Poetic Conduct
She is a poetic therapist with an authentic style, who invites the reader to listen, relate and heal. Poetic Conduct offers a professional counselor's approach to self-healing through poetry. The reader will explore the realness of written expressions of admiration, love interests, support, grief, loss, and healing.
Durden’s debut collects urgently personal poetry centered on, as the title suggests, the idea of “conduct”—how we behave in crushes and in love, how we face loss and addiction, how we must unite in the face of racial injustice and community degradation, and more. The language is direct, self-revealing, and impassioned, with a sensuous rhythmic pulse that’s most immediately apparent in entries dedicated to romance.
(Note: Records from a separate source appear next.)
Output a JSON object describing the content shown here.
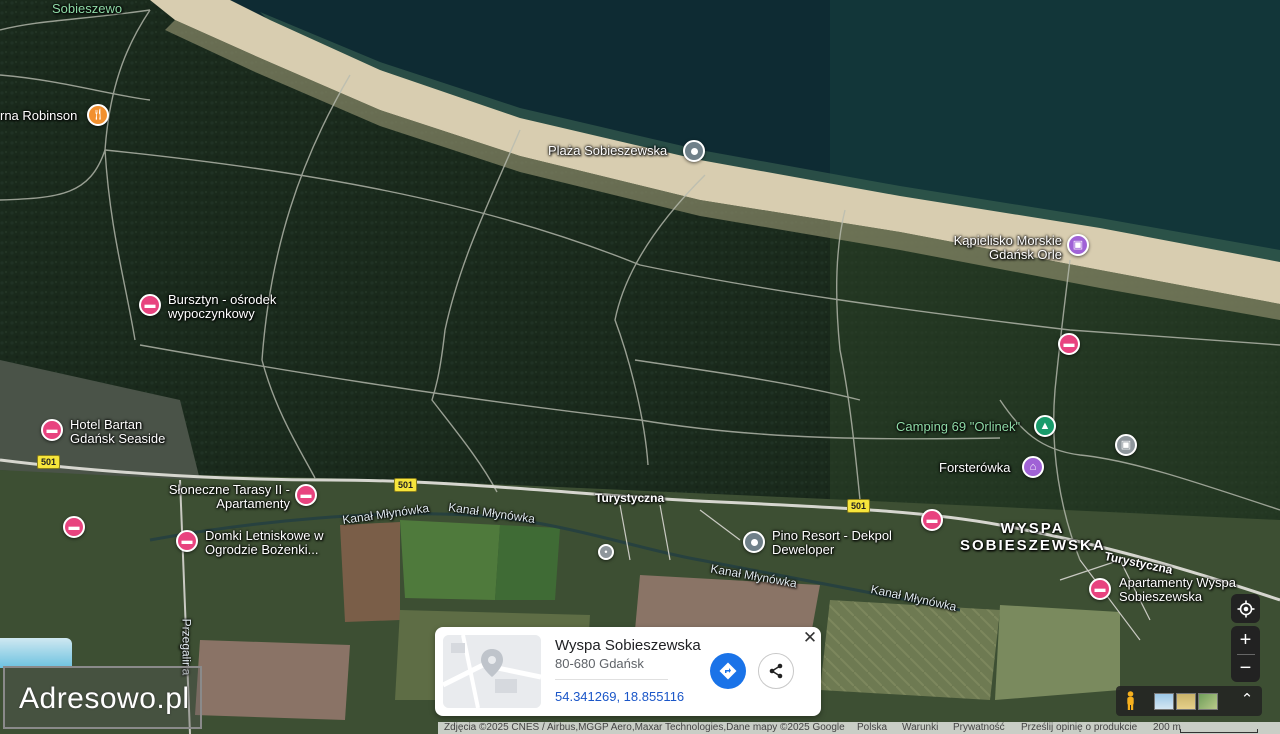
{
  "map": {
    "labels": {
      "sobieszewo": "Sobieszewo",
      "robinson": "rna Robinson",
      "plaza": "Plaża Sobieszewska",
      "kapielisko": "Kąpielisko Morskie Gdańsk Orle",
      "bursztyn": "Bursztyn - ośrodek wypoczynkowy",
      "hotel_bartan": "Hotel Bartan Gdańsk Seaside",
      "sloneczne": "Słoneczne Tarasy II - Apartamenty",
      "domki": "Domki Letniskowe w Ogrodzie Bożenki...",
      "pino": "Pino Resort - Dekpol Deweloper",
      "camping": "Camping 69 \"Orlinek\"",
      "forsterowka": "Forsterówka",
      "wyspa_area": "WYSPA SOBIESZEWSKA",
      "apartamenty": "Apartamenty Wyspa Sobieszewska",
      "turystyczna_1": "Turystyczna",
      "turystyczna_2": "Turystyczna",
      "kanal_1": "Kanał Młynówka",
      "kanal_2": "Kanał Młynówka",
      "kanal_3": "Kanał Młynówka",
      "kanal_4": "Kanał Młynówka",
      "przegalina": "Przegalina",
      "route_1": "501",
      "route_2": "501",
      "route_3": "501"
    },
    "icons": {
      "hotel": "bed-icon",
      "restaurant": "fork-knife-icon",
      "attraction": "camera-icon",
      "campground": "tent-icon",
      "museum": "museum-icon",
      "place": "map-pin-icon"
    }
  },
  "place_card": {
    "title": "Wyspa Sobieszewska",
    "address": "80-680 Gdańsk",
    "coordinates": "54.341269, 18.855116",
    "directions_icon": "directions-icon",
    "share_icon": "share-icon",
    "close_symbol": "✕"
  },
  "controls": {
    "zoom_in": "+",
    "zoom_out": "−",
    "locate_icon": "my-location-icon",
    "layers_expand": "⌃"
  },
  "attribution": {
    "imagery": "Zdjęcia ©2025 CNES / Airbus,MGGP Aero,Maxar Technologies,Dane mapy ©2025 Google",
    "country": "Polska",
    "terms": "Warunki",
    "privacy": "Prywatność",
    "feedback": "Prześlij opinię o produkcie",
    "scale": "200 m"
  },
  "watermark": {
    "text": "Adresowo.pl"
  },
  "colors": {
    "hotel_pin": "#e8437f",
    "attraction_pin": "#a062d6",
    "food_pin": "#f2902f",
    "camping_pin": "#199b6b",
    "link": "#1a56c8",
    "directions": "#1a73e8"
  }
}
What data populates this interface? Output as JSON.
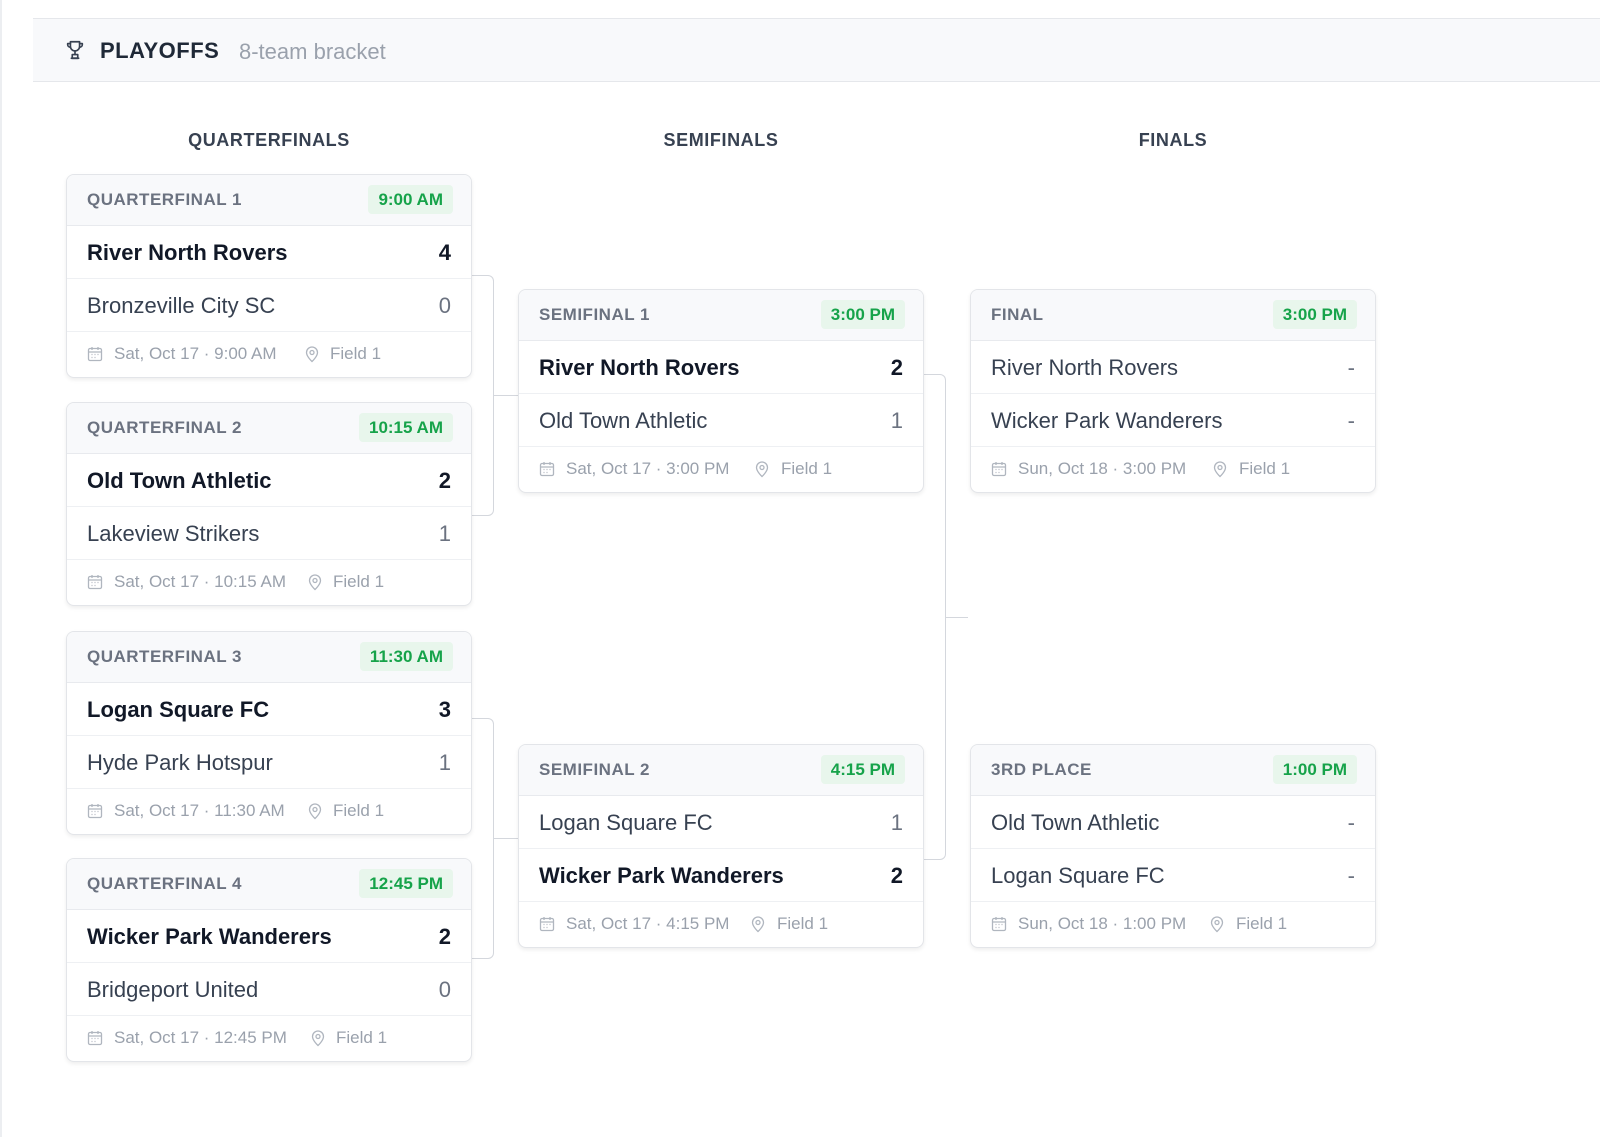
{
  "header": {
    "title": "PLAYOFFS",
    "subtitle": "8-team bracket"
  },
  "columns": {
    "quarterfinals": "QUARTERFINALS",
    "semifinals": "SEMIFINALS",
    "finals": "FINALS"
  },
  "matches": {
    "qf1": {
      "label": "QUARTERFINAL 1",
      "time": "9:00 AM",
      "teams": [
        {
          "name": "River North Rovers",
          "score": "4"
        },
        {
          "name": "Bronzeville City SC",
          "score": "0"
        }
      ],
      "date": "Sat, Oct 17 · 9:00 AM",
      "field": "Field 1"
    },
    "qf2": {
      "label": "QUARTERFINAL 2",
      "time": "10:15 AM",
      "teams": [
        {
          "name": "Old Town Athletic",
          "score": "2"
        },
        {
          "name": "Lakeview Strikers",
          "score": "1"
        }
      ],
      "date": "Sat, Oct 17 · 10:15 AM",
      "field": "Field 1"
    },
    "qf3": {
      "label": "QUARTERFINAL 3",
      "time": "11:30 AM",
      "teams": [
        {
          "name": "Logan Square FC",
          "score": "3"
        },
        {
          "name": "Hyde Park Hotspur",
          "score": "1"
        }
      ],
      "date": "Sat, Oct 17 · 11:30 AM",
      "field": "Field 1"
    },
    "qf4": {
      "label": "QUARTERFINAL 4",
      "time": "12:45 PM",
      "teams": [
        {
          "name": "Wicker Park Wanderers",
          "score": "2"
        },
        {
          "name": "Bridgeport United",
          "score": "0"
        }
      ],
      "date": "Sat, Oct 17 · 12:45 PM",
      "field": "Field 1"
    },
    "sf1": {
      "label": "SEMIFINAL 1",
      "time": "3:00 PM",
      "teams": [
        {
          "name": "River North Rovers",
          "score": "2"
        },
        {
          "name": "Old Town Athletic",
          "score": "1"
        }
      ],
      "date": "Sat, Oct 17 · 3:00 PM",
      "field": "Field 1"
    },
    "sf2": {
      "label": "SEMIFINAL 2",
      "time": "4:15 PM",
      "teams": [
        {
          "name": "Logan Square FC",
          "score": "1"
        },
        {
          "name": "Wicker Park Wanderers",
          "score": "2"
        }
      ],
      "date": "Sat, Oct 17 · 4:15 PM",
      "field": "Field 1"
    },
    "final": {
      "label": "FINAL",
      "time": "3:00 PM",
      "teams": [
        {
          "name": "River North Rovers",
          "score": "-"
        },
        {
          "name": "Wicker Park Wanderers",
          "score": "-"
        }
      ],
      "date": "Sun, Oct 18 · 3:00 PM",
      "field": "Field 1"
    },
    "third": {
      "label": "3RD PLACE",
      "time": "1:00 PM",
      "teams": [
        {
          "name": "Old Town Athletic",
          "score": "-"
        },
        {
          "name": "Logan Square FC",
          "score": "-"
        }
      ],
      "date": "Sun, Oct 18 · 1:00 PM",
      "field": "Field 1"
    }
  },
  "icons": {
    "header": "trophy-icon",
    "date": "calendar-icon",
    "location": "map-pin-icon"
  },
  "colors": {
    "time_badge_bg": "#e8f6ec",
    "time_badge_text": "#16a34a"
  }
}
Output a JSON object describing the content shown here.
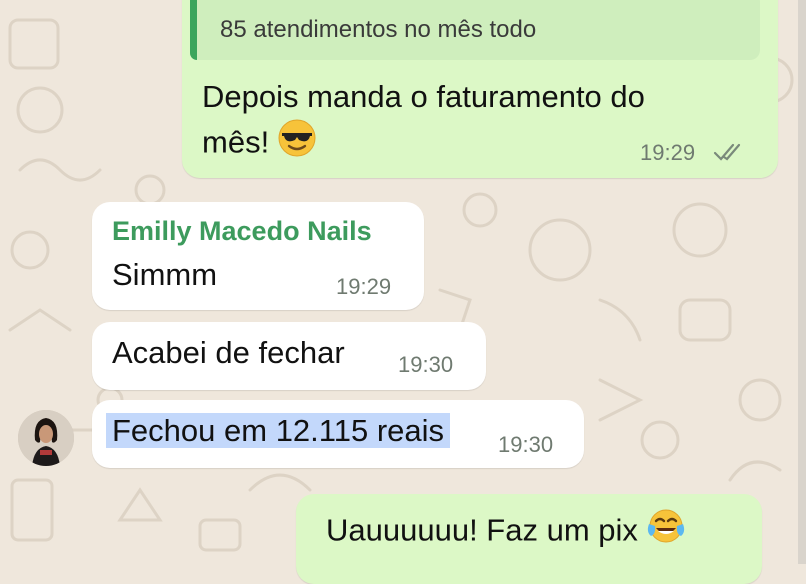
{
  "chat": {
    "messages": [
      {
        "id": "m1",
        "direction": "outgoing",
        "quoted_text": "85 atendimentos no mês todo",
        "text_line1": "Depois manda o faturamento do",
        "text_line2": "mês!",
        "emoji": "sunglasses-face",
        "time": "19:29",
        "status": "read"
      },
      {
        "id": "m2",
        "direction": "incoming",
        "sender": "Emilly Macedo Nails",
        "text": "Simmm",
        "time": "19:29"
      },
      {
        "id": "m3",
        "direction": "incoming",
        "text": "Acabei de fechar",
        "time": "19:30"
      },
      {
        "id": "m4",
        "direction": "incoming",
        "text": "Fechou em 12.115 reais",
        "time": "19:30",
        "highlighted": true
      },
      {
        "id": "m5",
        "direction": "outgoing",
        "text": "Uauuuuuu! Faz um pix",
        "emoji": "tears-of-joy-face"
      }
    ]
  },
  "colors": {
    "outgoing_bubble": "#dcf8c6",
    "incoming_bubble": "#ffffff",
    "sender_name": "#3d9b5d",
    "highlight": "#c3d8fb",
    "chat_background": "#efe7dc"
  }
}
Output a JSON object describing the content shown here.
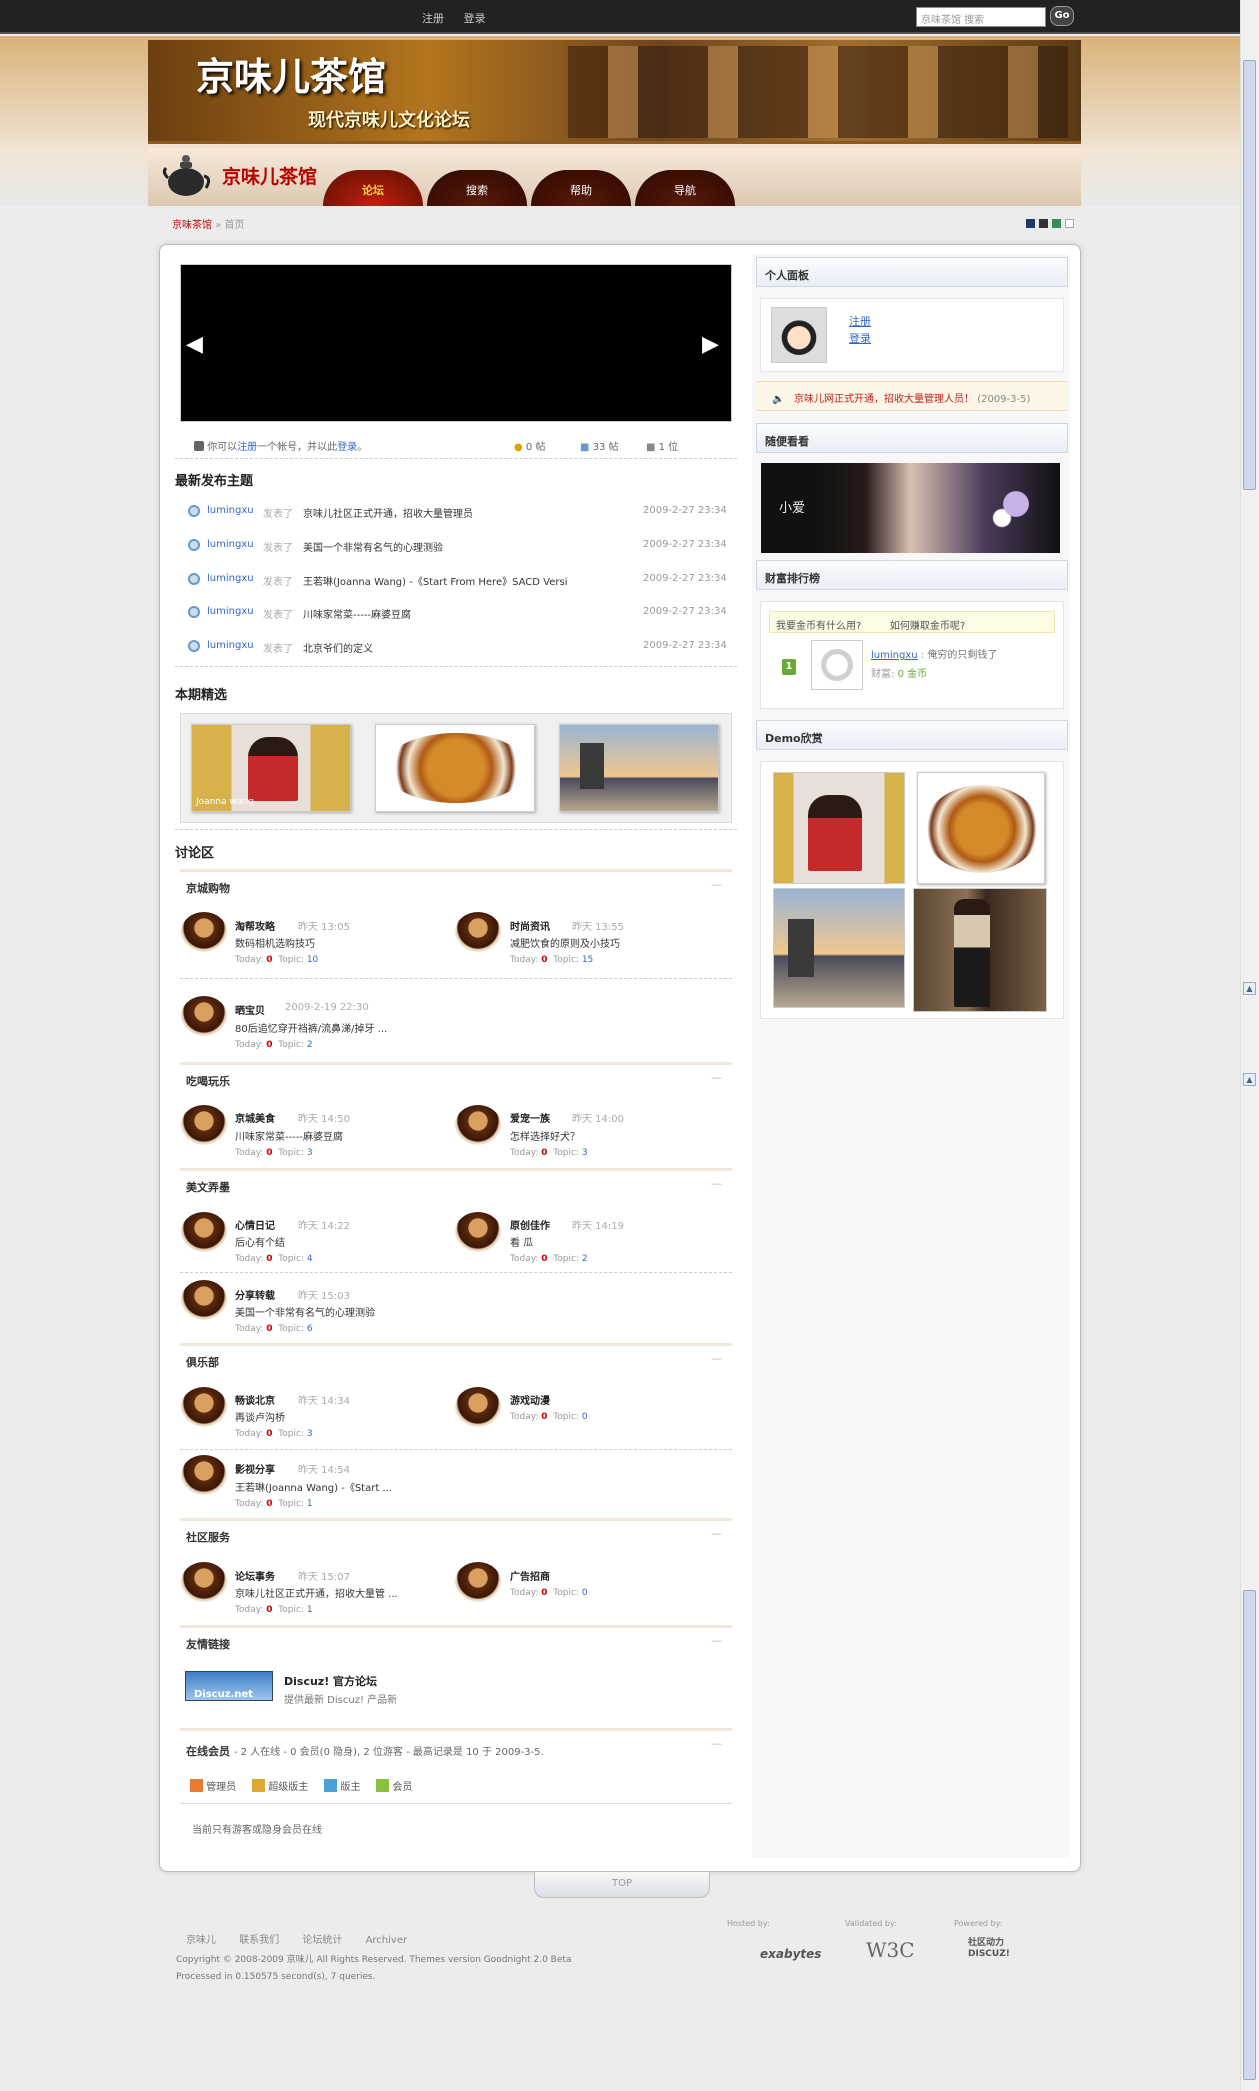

In short lines that build to pointedly repetitive “so”s, the playful “Secret Admirers” captures not just the thoughts of a woman with a crush but the quickening of her heart as she runs the math to convince herself that what she thinks the man’s feeling is real: “He looks at me /so, he notices / He spoke to me /so, he’s approachable / He stares when he thinks I don’t see it /so, he likes me.”

That’s one of several poems dedicated to the irresistible idea of infatuation, a topic Durden handles with a fizzing sense of yearning and possibility. A related rhythm also powers “My Type,” which considers the traits of Durden’s ideal partner (“A man / A strong black man / A no-nonsense type of man”) with much engaging internal rhyme and stanza-ending declarations of “That’s right.” The tone is more rarified in the powerful “My King,” where a repeating structure and simpler language makes clear the urgent weight of the message. She writes, “Black men, you are strong / Black men, you are cherished and / Black men, you are loved.”

The collection also includes tributes to Durden’s mother and grandmother, a stage-ready call for unity and change, (“Let us unite to dismantle slavery, / Mental imprisonment, debt, physical bondage of jails and prisons”), and a celebration of having paid off student loans that shares a title with an Eric B. & Rakim classic and kicks off with the memorable couplet “Navient, it was you [or] the rent.” Readers looking for poetic straight talk with heat and bounce will find much here that engages.

Takeaway: Pulsing poems of love, life, unity, and cherishing Black men.

Comparable Titles: Evie Shockley, Jessica Care Moore.

Production grades
Cover: A
Design and typography: A
Illustrations: N/A
Editing: A-
Marketing copy: A